▶ _WORK INSTRUCTIONS_: Show every line of the data that includes the word "have".

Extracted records

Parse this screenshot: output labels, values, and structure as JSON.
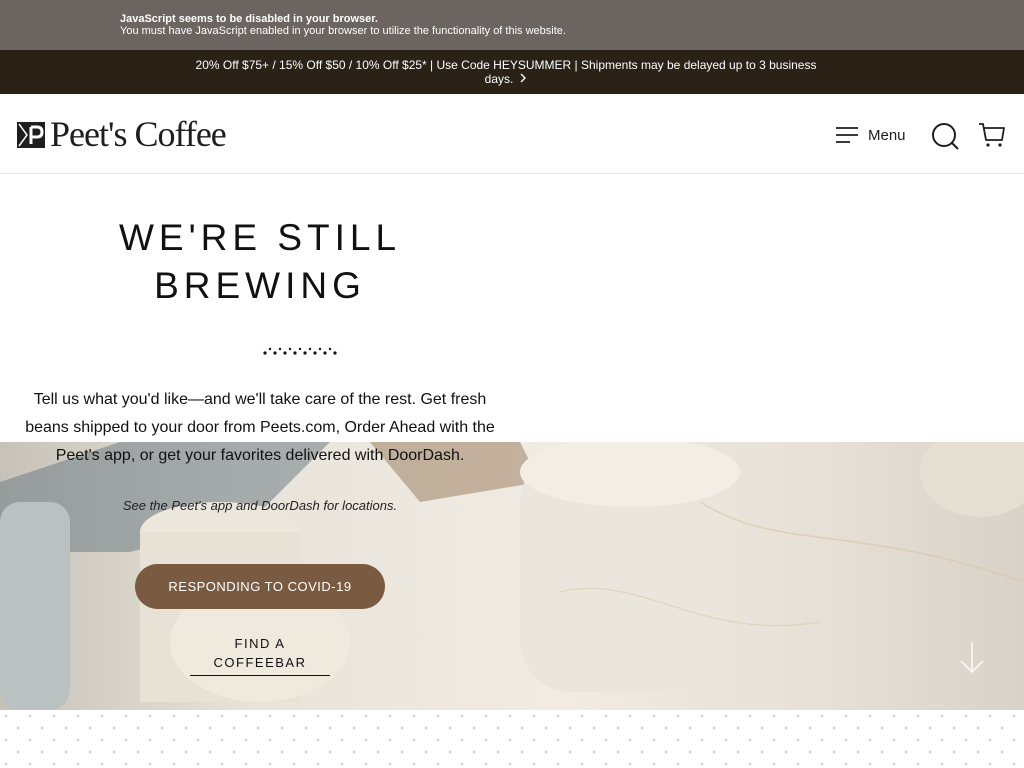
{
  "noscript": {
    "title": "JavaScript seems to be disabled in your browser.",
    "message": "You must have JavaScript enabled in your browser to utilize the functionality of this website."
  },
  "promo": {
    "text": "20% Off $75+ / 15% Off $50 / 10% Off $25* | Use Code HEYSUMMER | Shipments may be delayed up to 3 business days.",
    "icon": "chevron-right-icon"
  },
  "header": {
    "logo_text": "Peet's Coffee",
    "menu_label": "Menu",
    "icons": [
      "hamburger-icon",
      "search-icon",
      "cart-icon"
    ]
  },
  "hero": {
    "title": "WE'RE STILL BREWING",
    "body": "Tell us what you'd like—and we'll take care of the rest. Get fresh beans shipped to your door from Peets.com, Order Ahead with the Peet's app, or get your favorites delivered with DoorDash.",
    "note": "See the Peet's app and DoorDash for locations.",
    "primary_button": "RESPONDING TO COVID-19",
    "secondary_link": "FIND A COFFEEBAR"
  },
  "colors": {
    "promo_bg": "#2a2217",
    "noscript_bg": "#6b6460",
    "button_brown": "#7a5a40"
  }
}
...
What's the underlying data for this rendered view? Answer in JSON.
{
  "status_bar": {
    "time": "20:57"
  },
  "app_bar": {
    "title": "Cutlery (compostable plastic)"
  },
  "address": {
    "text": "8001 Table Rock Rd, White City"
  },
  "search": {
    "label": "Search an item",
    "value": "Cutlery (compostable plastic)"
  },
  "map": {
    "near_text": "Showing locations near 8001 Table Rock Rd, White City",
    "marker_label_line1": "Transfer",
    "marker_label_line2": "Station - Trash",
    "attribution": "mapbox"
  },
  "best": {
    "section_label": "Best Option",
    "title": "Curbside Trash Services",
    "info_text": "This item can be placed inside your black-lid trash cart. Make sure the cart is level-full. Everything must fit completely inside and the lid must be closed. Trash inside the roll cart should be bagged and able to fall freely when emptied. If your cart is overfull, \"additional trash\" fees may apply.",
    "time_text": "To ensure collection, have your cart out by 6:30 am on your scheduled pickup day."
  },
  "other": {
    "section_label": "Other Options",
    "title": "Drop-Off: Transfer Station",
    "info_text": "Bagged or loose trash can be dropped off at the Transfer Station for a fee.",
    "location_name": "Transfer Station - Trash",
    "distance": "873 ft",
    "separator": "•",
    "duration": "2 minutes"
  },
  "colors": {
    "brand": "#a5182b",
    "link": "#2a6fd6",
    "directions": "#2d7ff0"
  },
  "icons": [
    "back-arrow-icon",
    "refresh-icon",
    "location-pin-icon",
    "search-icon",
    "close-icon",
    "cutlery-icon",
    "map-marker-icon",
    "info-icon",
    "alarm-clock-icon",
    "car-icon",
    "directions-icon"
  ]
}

▶ _RESULT OF THE TASK_:
    "message": "You must have JavaScript enabled in your browser to utilize the functionality of this website."
    "time_text": "To ensure collection, have your cart out by 6:30 am on your scheduled pickup day."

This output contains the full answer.